- _Required work_: Exact repetition of the whole listing is what this exercise asks for.

- _Data shown_:
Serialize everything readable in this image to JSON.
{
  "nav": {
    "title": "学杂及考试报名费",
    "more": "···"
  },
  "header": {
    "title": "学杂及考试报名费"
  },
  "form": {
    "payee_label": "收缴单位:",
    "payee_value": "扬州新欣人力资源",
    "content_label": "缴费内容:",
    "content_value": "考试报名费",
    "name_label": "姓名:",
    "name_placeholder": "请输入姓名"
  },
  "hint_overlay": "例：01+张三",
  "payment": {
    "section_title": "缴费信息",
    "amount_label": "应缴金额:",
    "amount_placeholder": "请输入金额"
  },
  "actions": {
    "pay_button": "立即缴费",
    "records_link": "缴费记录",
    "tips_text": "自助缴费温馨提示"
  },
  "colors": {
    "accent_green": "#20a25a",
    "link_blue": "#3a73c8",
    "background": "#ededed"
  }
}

- _The answer_:
Serialize everything readable in this image to JSON.
{
  "nav": {
    "title": "学杂及考试报名费",
    "more": "···"
  },
  "header": {
    "title": "学杂及考试报名费"
  },
  "form": {
    "payee_label": "收缴单位:",
    "payee_value": "扬州新欣人力资源",
    "content_label": "缴费内容:",
    "content_value": "考试报名费",
    "name_label": "姓名:",
    "name_placeholder": "请输入姓名"
  },
  "hint_overlay": "例：01+张三",
  "payment": {
    "section_title": "缴费信息",
    "amount_label": "应缴金额:",
    "amount_placeholder": "请输入金额"
  },
  "actions": {
    "pay_button": "立即缴费",
    "records_link": "缴费记录",
    "tips_text": "自助缴费温馨提示"
  },
  "colors": {
    "accent_green": "#20a25a",
    "link_blue": "#3a73c8",
    "background": "#ededed"
  }
}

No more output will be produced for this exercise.